Baseball is full of new stars. At 22 years old, Mike Trout has already established himself as the best player in the game. Yasiel Puig and Bryce Harper draw as much attention from everything they say and do off the field as they do from their spectacular plays on it. And while injuries have put the emerging stardom of pitchers such as Matt Harvey and Jose Fernandez on hold, Masahiro Tanaka, Garrett Richards and others have burst onto the scene.
Coming into the season, the one position that seemed to be safely led by its veteran stars was third base. Since Evan Longoria made his debut for the Tampa Bay Rays in 2008, he, Adrian Beltre, David Wright and Ryan Zimmerman have been a consistent presence atop the third-base leaderboards. Many of their contemporaries have since moved off the position, such as Miguel Cabrera, Jose Bautista, and Alex Gordon. Others have retired or are otherwise out of baseball, such as Chipper Jones, Scott Rolen and Alex Rodriguez. Potential new stars such as Chase Headley and Pablo Sandoval have enjoyed great seasons in the interim, but none have been able to sustain an elite level of play. So entering 2014, it seemed a given that Longoria, Beltre, Wright and Zimmerman would once again be the class of the position.
Midway through the season, that has not been the case. Longoria is having the worst offensive season of his career. His .726 OPS is 116 points lower than his previous career low from 2013. In addition, this is his worst defensive season. He has cost the Rays four runs with his defense, according to defensive runs saved (DRS), which has him on pace for the first below-average defensive season of his career. Beltre continues to hit, but after saving 170 runs with his defense from 2003-2012, the most in baseball in that time, he has cost the Rangers four runs since the start of 2013. At 35 years old, Beltre may have begun to decline. Wright is fighting through a shoulder injury and is on pace for the fewest steals of his career and fewest home runs since 2009. Meanwhile, persistent shoulder injuries had the Nationals experimenting with Zimmerman in left field, which may eventually become his new position long-term.
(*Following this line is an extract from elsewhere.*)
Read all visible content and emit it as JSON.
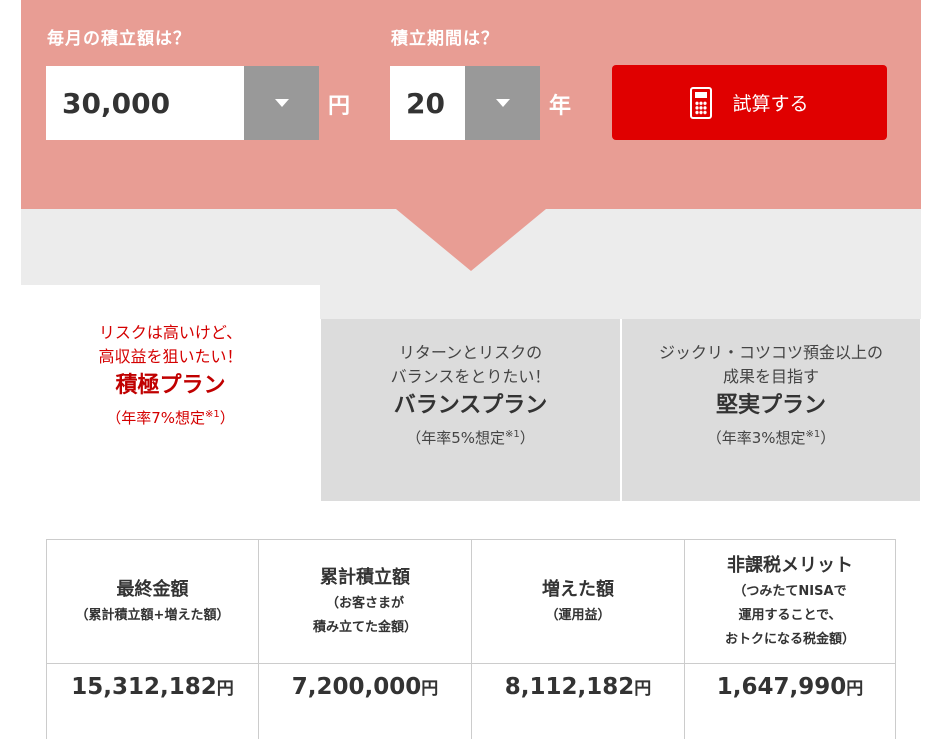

All of a sudden, the third-base leaderboards are looking a lot different. None of the four mainstays at the position are in the top five in wins above replacement (WAR), a statistic that comprehensively measures a player's overall offensive and defensive value. Instead, the leaders include several established players who have reached a new level of success in 2014 and a couple of players who have moved to third from the middle infield.